Lavinia’s Medieval Word of the Week
This week’s word is: Clepen.
What does it mean?
According to the Middle English Dictionary, it means:
(a) To speak; call, shout; ~ out; ~ of, talk about (sth.); of birds: to sing; (b) to speak (to sb.); — with to, upon phr.; (c) to say (sth.); utter (words, blasphemy, etc.); call (a name); also, announce (sth.).
(a) To apply (a name, epithet, title, expression, or designation to sb. or sth.), name (sb. so-and-so), call (sb. king, foolish, etc.); — (a) with obj. & noun compl.; (b) with obj. & adj. compl.; (c) with obj. & prep. phrase; ~ bi, under name; (d) clepen after, to name (sth.) for (sb.); (e) clepen name, to name (sb. so-and-so).
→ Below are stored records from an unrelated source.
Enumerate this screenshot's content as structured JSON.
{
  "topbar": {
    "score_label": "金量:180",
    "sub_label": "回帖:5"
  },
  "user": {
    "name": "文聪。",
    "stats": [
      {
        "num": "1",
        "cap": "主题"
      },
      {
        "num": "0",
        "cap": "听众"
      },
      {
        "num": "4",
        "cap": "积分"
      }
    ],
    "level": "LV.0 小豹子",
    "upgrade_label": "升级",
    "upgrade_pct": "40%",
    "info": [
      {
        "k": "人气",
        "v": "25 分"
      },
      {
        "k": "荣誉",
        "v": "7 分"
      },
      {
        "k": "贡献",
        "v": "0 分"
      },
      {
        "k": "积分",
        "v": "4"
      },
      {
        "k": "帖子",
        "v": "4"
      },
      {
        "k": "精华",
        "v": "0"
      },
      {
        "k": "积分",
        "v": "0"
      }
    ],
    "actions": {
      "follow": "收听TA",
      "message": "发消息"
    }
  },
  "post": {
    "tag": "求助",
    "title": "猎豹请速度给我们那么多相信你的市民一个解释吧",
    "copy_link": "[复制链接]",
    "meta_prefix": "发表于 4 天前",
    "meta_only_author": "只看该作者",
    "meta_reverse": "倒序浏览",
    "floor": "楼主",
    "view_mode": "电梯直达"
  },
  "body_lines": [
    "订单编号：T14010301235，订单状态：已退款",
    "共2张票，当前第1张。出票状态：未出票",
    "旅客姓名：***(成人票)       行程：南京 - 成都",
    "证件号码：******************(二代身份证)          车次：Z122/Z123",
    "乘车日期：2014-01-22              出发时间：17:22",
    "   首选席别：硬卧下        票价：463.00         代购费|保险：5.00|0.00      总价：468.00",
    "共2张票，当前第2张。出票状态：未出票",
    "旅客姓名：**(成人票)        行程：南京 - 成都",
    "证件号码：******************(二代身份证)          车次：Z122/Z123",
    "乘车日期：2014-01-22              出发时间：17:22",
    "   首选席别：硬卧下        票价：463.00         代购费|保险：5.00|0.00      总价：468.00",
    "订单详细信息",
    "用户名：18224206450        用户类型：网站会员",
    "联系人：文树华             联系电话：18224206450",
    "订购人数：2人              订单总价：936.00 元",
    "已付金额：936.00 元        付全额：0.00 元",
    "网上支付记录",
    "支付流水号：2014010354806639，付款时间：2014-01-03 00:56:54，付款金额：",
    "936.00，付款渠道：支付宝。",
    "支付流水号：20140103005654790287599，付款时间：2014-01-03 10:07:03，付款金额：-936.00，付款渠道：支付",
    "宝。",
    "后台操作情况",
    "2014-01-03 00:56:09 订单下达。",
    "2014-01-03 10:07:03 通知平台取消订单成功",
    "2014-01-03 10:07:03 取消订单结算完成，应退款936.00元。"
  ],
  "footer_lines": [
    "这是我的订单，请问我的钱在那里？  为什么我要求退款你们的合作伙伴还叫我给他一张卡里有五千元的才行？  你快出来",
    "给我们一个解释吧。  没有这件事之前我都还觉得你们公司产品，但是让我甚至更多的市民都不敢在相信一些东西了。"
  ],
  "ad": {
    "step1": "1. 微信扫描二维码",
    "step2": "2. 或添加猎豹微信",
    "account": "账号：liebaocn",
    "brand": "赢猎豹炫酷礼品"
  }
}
So, if you are ycleped (to make things past tense in the medieval period, sometimes you add a ‘y’ on the beginning as well as the ‘ed’ on the end) you are called, but it’s also a speaking and talking verb, just as we use ‘call’ now.
Use it in a sentence:
1) He wouldn’t stop talking about his artisanal cheeses, so I ycleped him a jerk.
2) I applied to clepen on The X Factor, but I don’t think they’ll take me.